Having specifically reviewed our own practices and the practices of these key suppliers, we continue to assess our business and activities to be a very low risk in relation to slavery or human trafficking.

For example:

  • We do not do business in a high-risk sector;

  • We do not do business with countries with questionable human rights reputations;

  • We do not have complex employment arrangements; and

  • We do not have vulnerable workers.

Our internal compliance audit in June 2018 confirmed that we are at low risk of modern slavery exposure due to the nature of our suppliers and the current processes we have in place.

We manage the risks associated with our procurement process to reduce the potential failures using monthly key performance indicator analysis e.g. cost, quality and delivery risks.


(E) Progress and effective action taken to address modern slavery

We have not identified any examples of modern slavery or human trafficking in the 2018/2019 financial year and we are confident that our suppliers have a good awareness of the dangers of modern slavery.

We undertook an internal compliance audit in June 2018 and the audit made no additional recommendations in relation to the Modern Slavery Act.

We have incorporated an environment protection eLearning training within our staff training programme.

We continue to work collaboratively with suppliers to improve our supply chain standards.


(F) Training on modern slavery and trafficking

Our Supply Chain staff are CIPS accredited and have undertaken CIPS procurement training which includes information on the Modern Slavery Act.

We continue to raise awareness of modern slavery and human trafficking issues internally by distributing our modern slavery policy and ensuring our staff understand:

  • The basic principles of the Modern Slavery Act;

  • How employees can identify and prevent slavery and human trafficking;

  • What action employees can take to flag up potential slavery or human trafficking issues to the relevant parties within the organisation; and

  • What external help is available, for example through the modern slavery helpline or modern slavery website for online disclosure.


(G) Conclusion and looking forward

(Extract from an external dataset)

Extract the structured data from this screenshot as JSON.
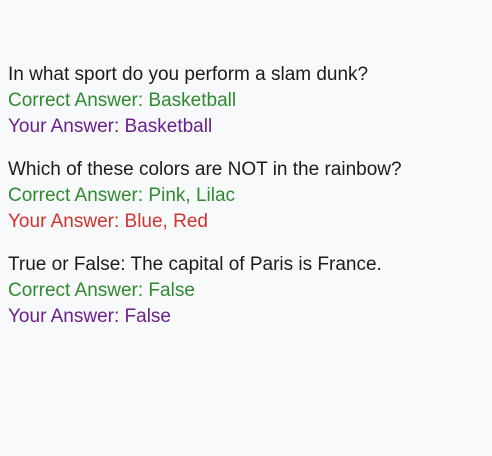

Aquila is fully committed to the combat of modern slavery and human trafficking both within our supply chains and in treating our own employees with equality, dignity and respect in accordance with our Ethics Policy.

We have assessed our service and activities in the UK and overseas and considers our activities to carry a very low risk in relation to slavery and human trafficking. In reaching this conclusion we have assessed both our own practices and the practices of our suppliers. An assessment which will be repeated throughout the lifetime of the business.

We are confident that we have appropriate measures in relation to our immediate supply chain, but we recognise that further development and refinement will be required to address all our supply chain risks, particularly at 2nd and 3rd tier levels and in all the countries where we purchase goods and services.

We will particularly focus on suppliers who have lengthy and complex supply chains as we recognise that they are at higher risk in relation to slavery or human trafficking.

We will review the contractual requirements we have in place for suppliers with complex supply chains to ascertain whether further provisions are required to reduce our supply chain risks.

We will consider whether additional staff out side our supply chain department should undertake formal training on modern slavery and human trafficking prevention. We will also consider whether to bring in an e-learning course for all our employees to cover modern slavery, which a lot of our suppliers are already doing with their employees.

We will continue to review our Modern Slavery Policy annually and where necessary update it during the 2019/2020 financial year.

We will continue to report on developments and improvements to our modern slavery programme on an annual basis.


(H) Approval

This Modern Slavery statement has been approved by the Board of Directors of Aquila on 30 April 2019.


To view our signed Modern Slavery Statement, click here.